Brooklyn Bridge Park wants to make sure New Yorkers get a summer with plenty of sunshine and some well-deserved splashing.
In conjunction with the city’s Department of Parks and Recreation, BBP announced plans Friday to build a permanent public pool in city-owned Squibb Park, an underutilized park that serves as an access point to the park from Brooklyn Heights, through a pedestrian bridge improved in 2017.
The waterfront park, with sweeping views of New York Harbor, has been host to a pop-up pool since 2012. The summer attraction, which park officials said was a huge hit, will be taken apart in the fall to start development of the Pier 2 Uplands project, according to BBP.
“The temporary pop-up pool has been a much-loved summer attraction and now we are thrilled to announce plans to bring a permanent pool to Brooklyn Bridge Park,” Eric Landau, Brooklyn Bridge Park president, said in a statement.
Squibb Park, located adjacent to BBP, used to house a wading pool in the 1940s, according to Sarah Krauss, spokeswoman for BBP. It later turned into several basketball courts, which eventually disappeared, she added.
Owned by the city and cooperated by BBP, the concrete park’s transformation will be a $10 million-$15 million project, partly financed by BBP and the remainder fundraised in partnership with the Brooklyn Bridge Park Conservancy, according to a statement by BBP. Midtown Equities and Alloy Development with Monadnock Construction, and DLJ Real Estate Capital Partners have also dedicated funds toward the project.
The city will enter into an agreement with BBP to operate and maintain the outdoor pool, which, per State Senator Brian Kavanagh, should open “as soon as possible and no later than the summer of 2020.” A specific timeline for the project will be announced after community planning sessions, set to begin this fall.
“Our community spoke loud and clear on their passion for preserving a permanent pool in Brooklyn Bridge Park. Plans to construct that pool at Squibb Park represent a clear victory for children and families across our borough,” Brooklyn Borough President Eric Adams said, referencing a community effort by the neighborhood’s parents to keep a pool in the area.
Love Our Pool, a community organization that managed to extend the pop-up pool for two extra summers via an online petition that gathered several hundred signatures, also celebrated the latest announcement.

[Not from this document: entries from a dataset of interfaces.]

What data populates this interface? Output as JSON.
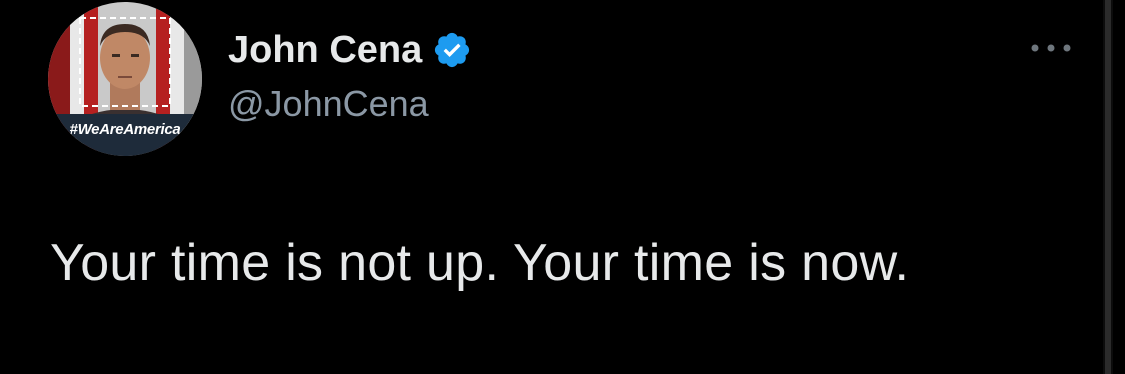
{
  "tweet": {
    "author": {
      "display_name": "John Cena",
      "handle": "@JohnCena",
      "verified": true,
      "avatar": {
        "caption": "#WeAreAmerica",
        "icon": "profile-photo"
      }
    },
    "text": "Your time is not up. Your time is now.",
    "more_icon": "ellipsis-icon"
  },
  "colors": {
    "background": "#000000",
    "primary_text": "#e7e9ea",
    "secondary_text": "#8b98a5",
    "verified_badge": "#1d9bf0"
  }
}
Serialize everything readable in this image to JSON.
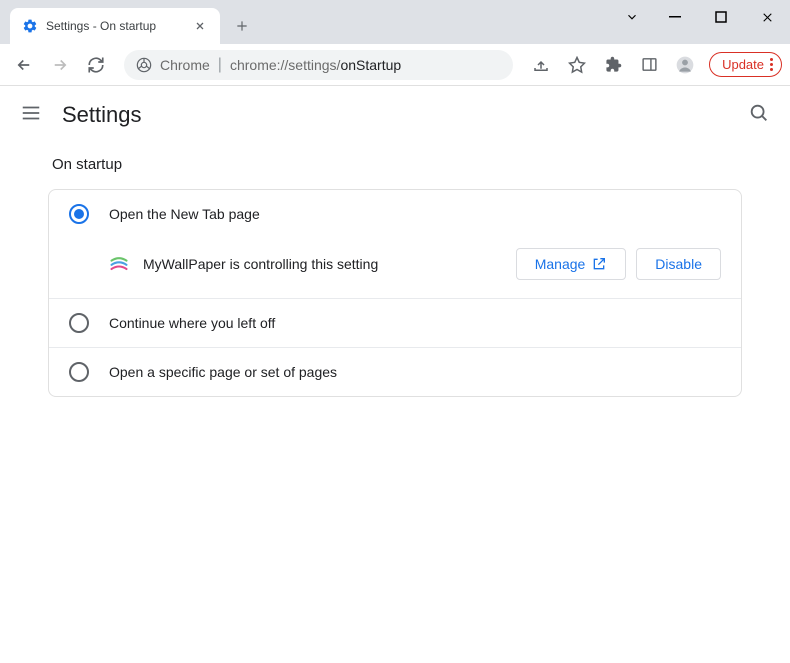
{
  "tab": {
    "title": "Settings - On startup"
  },
  "omnibox": {
    "scheme_label": "Chrome",
    "url_gray": "chrome://settings/",
    "url_dark": "onStartup"
  },
  "update_button": {
    "label": "Update"
  },
  "header": {
    "title": "Settings"
  },
  "section": {
    "title": "On startup"
  },
  "options": {
    "new_tab": "Open the New Tab page",
    "continue": "Continue where you left off",
    "specific": "Open a specific page or set of pages"
  },
  "extension": {
    "name": "MyWallPaper",
    "message": "MyWallPaper is controlling this setting",
    "manage": "Manage",
    "disable": "Disable"
  }
}
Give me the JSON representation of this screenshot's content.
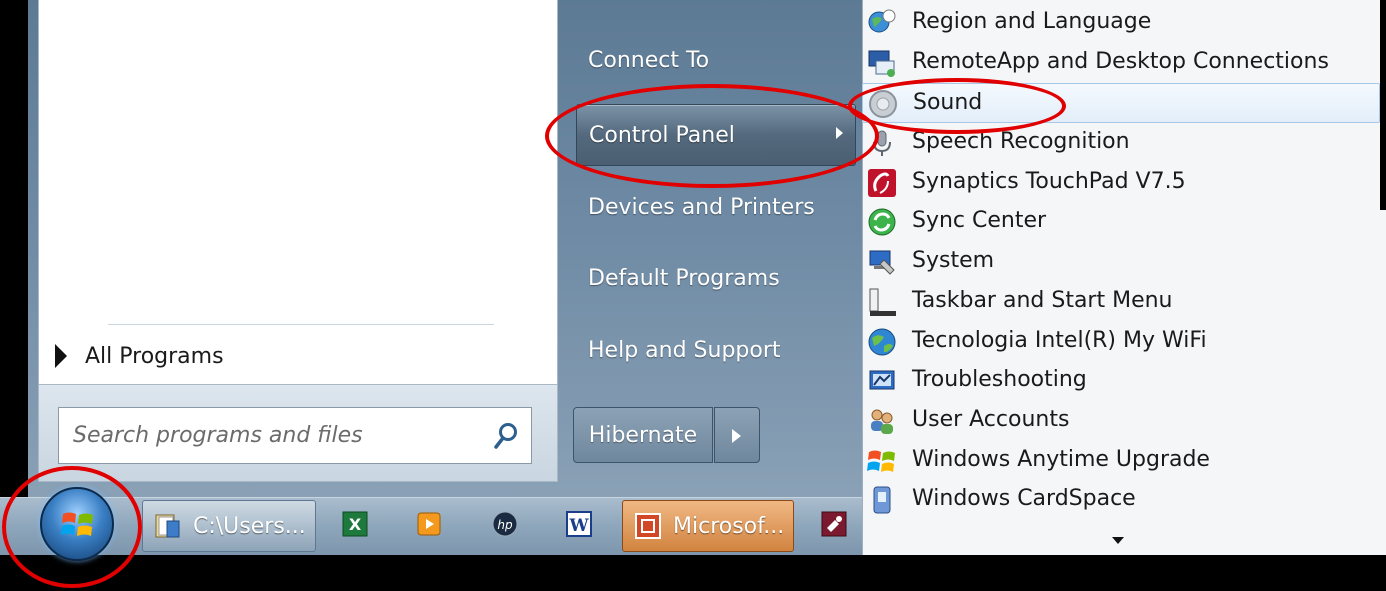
{
  "start_menu": {
    "all_programs_label": "All Programs",
    "search_placeholder": "Search programs and files",
    "right_column": [
      {
        "label": "Connect To",
        "has_submenu": false
      },
      {
        "label": "Control Panel",
        "has_submenu": true,
        "active": true
      },
      {
        "label": "Devices and Printers",
        "has_submenu": false
      },
      {
        "label": "Default Programs",
        "has_submenu": false
      },
      {
        "label": "Help and Support",
        "has_submenu": false
      }
    ],
    "shutdown_label": "Hibernate"
  },
  "taskbar": {
    "buttons": [
      {
        "label": "C:\\Users...",
        "icon": "folder-icon"
      },
      {
        "label": "Microsof...",
        "icon": "powerpoint-icon",
        "active": true
      }
    ],
    "pinned_icons": [
      "excel-icon",
      "media-player-icon",
      "hp-icon",
      "word-icon",
      "access-icon"
    ]
  },
  "control_panel_submenu": {
    "items": [
      {
        "label": "Region and Language",
        "icon": "globe-clock-icon"
      },
      {
        "label": "RemoteApp and Desktop Connections",
        "icon": "remote-desktop-icon"
      },
      {
        "label": "Sound",
        "icon": "speaker-icon",
        "hovered": true
      },
      {
        "label": "Speech Recognition",
        "icon": "microphone-icon"
      },
      {
        "label": "Synaptics TouchPad V7.5",
        "icon": "synaptics-icon"
      },
      {
        "label": "Sync Center",
        "icon": "sync-icon"
      },
      {
        "label": "System",
        "icon": "computer-icon"
      },
      {
        "label": "Taskbar and Start Menu",
        "icon": "taskbar-icon"
      },
      {
        "label": "Tecnologia Intel(R) My WiFi",
        "icon": "wifi-globe-icon"
      },
      {
        "label": "Troubleshooting",
        "icon": "troubleshoot-icon"
      },
      {
        "label": "User Accounts",
        "icon": "users-icon"
      },
      {
        "label": "Windows Anytime Upgrade",
        "icon": "windows-flag-icon"
      },
      {
        "label": "Windows CardSpace",
        "icon": "cardspace-icon"
      }
    ]
  },
  "colors": {
    "annotation": "#e00000",
    "start_menu_blue": "#6e8aa4",
    "active_taskbar": "#d1833f"
  }
}
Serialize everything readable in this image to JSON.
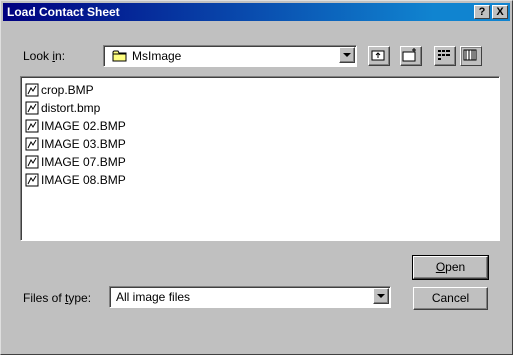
{
  "window": {
    "title": "Load Contact Sheet",
    "help_glyph": "?",
    "close_glyph": "X"
  },
  "look_in": {
    "label_prefix": "Look ",
    "label_mnemonic": "i",
    "label_suffix": "n:",
    "value": "MsImage",
    "folder_icon": "folder-icon"
  },
  "toolbar": {
    "buttons": [
      {
        "name": "up-one-level-button",
        "icon": "up-folder-icon"
      },
      {
        "name": "create-new-folder-button",
        "icon": "new-folder-icon"
      },
      {
        "name": "list-view-button",
        "icon": "list-view-icon"
      },
      {
        "name": "details-view-button",
        "icon": "details-view-icon"
      }
    ]
  },
  "files": [
    {
      "name": "crop.BMP"
    },
    {
      "name": "distort.bmp"
    },
    {
      "name": "IMAGE 02.BMP"
    },
    {
      "name": "IMAGE 03.BMP"
    },
    {
      "name": "IMAGE 07.BMP"
    },
    {
      "name": "IMAGE 08.BMP"
    }
  ],
  "file_type": {
    "label_prefix": "Files of ",
    "label_mnemonic": "t",
    "label_suffix": "ype:",
    "value": "All image files"
  },
  "buttons": {
    "open_mnemonic": "O",
    "open_rest": "pen",
    "cancel": "Cancel"
  },
  "colors": {
    "titlebar": "#000080",
    "face": "#c0c0c0",
    "window_bg": "#ffffff"
  }
}
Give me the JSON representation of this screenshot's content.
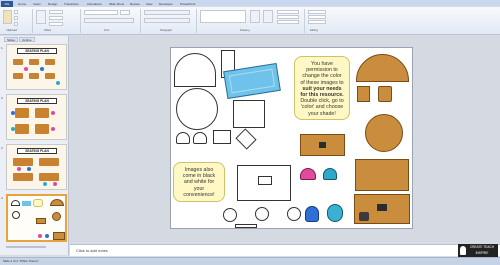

“We look forward to continuing our work alongside the Park as we further the focus on the community’s needs over the course of this summer’s planning sessions,” Love Our Pool’s Lee Levine said in a statement.